The foreign-born population grew across all 50 states and Washington, DC, this year, a result of the nation’s decades-long legal immigration levels, the latest United States Census Bureau figures show.
While the foreign-born population grew nationwide, California, Florida, and Texas saw the highest gains. California, which lost overall residents this year, added nearly 128,000 immigrants to its population.
Florida, the fastest-growing state in the nation, added more than 125,600 immigrants to its population, while Texas added almost 119,000 immigrants this year.
The South, with 128.7 million residents, was the fastest-growing region in the nation this year, fueled by 868,000 Americans moving to the area from other states and the arrival of almost 415,000 immigrants.
As Breitbart News reported, the U.S. population hit 333.3 million residents this year. More than 80 percent of that population growth is due to the nation’s legal immigration levels, where more than a million foreign nationals are given green cards each year and another million arrive on temporary work visas to take American jobs.
The process known as “chain migration,” wherein newly naturalized citizens can sponsor an unlimited number of foreign relatives for green cards, drives more than 70 percent of the nation’s legal immigration every year.

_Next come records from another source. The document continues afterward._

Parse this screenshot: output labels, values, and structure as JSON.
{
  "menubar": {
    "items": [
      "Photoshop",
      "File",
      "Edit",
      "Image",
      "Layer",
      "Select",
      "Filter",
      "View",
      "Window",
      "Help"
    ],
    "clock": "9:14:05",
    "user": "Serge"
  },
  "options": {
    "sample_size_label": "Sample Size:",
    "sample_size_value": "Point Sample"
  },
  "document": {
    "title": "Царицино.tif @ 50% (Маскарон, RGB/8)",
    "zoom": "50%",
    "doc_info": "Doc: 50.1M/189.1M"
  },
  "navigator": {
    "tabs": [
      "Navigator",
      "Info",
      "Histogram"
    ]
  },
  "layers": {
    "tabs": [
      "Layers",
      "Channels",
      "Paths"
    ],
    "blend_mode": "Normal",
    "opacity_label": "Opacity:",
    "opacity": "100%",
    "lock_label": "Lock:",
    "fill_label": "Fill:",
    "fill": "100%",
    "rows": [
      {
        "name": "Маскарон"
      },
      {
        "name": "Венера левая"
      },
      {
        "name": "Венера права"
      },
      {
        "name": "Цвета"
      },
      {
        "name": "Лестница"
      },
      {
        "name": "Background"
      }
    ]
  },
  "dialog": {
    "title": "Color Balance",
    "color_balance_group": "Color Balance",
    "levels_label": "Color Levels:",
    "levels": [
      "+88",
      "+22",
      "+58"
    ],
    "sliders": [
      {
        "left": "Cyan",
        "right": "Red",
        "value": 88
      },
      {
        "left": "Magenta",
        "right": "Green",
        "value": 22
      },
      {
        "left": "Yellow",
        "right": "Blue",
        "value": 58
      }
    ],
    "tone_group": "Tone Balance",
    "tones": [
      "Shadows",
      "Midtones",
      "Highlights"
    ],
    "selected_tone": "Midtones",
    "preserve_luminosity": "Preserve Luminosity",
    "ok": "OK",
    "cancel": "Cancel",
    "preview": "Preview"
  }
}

Without the continued flow of legal immigration to the U.S., the population would have stabilized naturally with about 245,000 new residents added.

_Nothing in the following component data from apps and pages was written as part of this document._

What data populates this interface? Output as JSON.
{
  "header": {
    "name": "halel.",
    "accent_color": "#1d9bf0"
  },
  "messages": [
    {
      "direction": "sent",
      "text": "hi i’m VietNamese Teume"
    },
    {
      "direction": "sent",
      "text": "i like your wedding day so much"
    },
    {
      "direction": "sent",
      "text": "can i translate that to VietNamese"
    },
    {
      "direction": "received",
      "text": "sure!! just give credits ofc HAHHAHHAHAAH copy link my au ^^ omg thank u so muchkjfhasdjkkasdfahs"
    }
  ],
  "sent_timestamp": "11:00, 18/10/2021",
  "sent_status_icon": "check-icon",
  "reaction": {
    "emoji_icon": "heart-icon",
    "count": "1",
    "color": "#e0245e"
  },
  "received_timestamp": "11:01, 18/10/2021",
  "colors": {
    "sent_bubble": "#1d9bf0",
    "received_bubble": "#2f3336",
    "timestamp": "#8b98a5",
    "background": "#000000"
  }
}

Research conducted last year shows that the nation’s foreign-born population is projected to hit a record nearly 70 million by 2060 if current legal immigration levels go unreduced. Today’s foreign-born population, at 48 million, is already the largest number of immigrants ever recorded in American history.
The latest Rasmussen Reports survey finds that 69 percent of Americans want legal immigration levels reduced — including a plurality of 36 percent who want levels cut in at least half. Likewise, 57 percent of Americans want to end chain migration.
Read More: Census: Foreign-Born Population Increases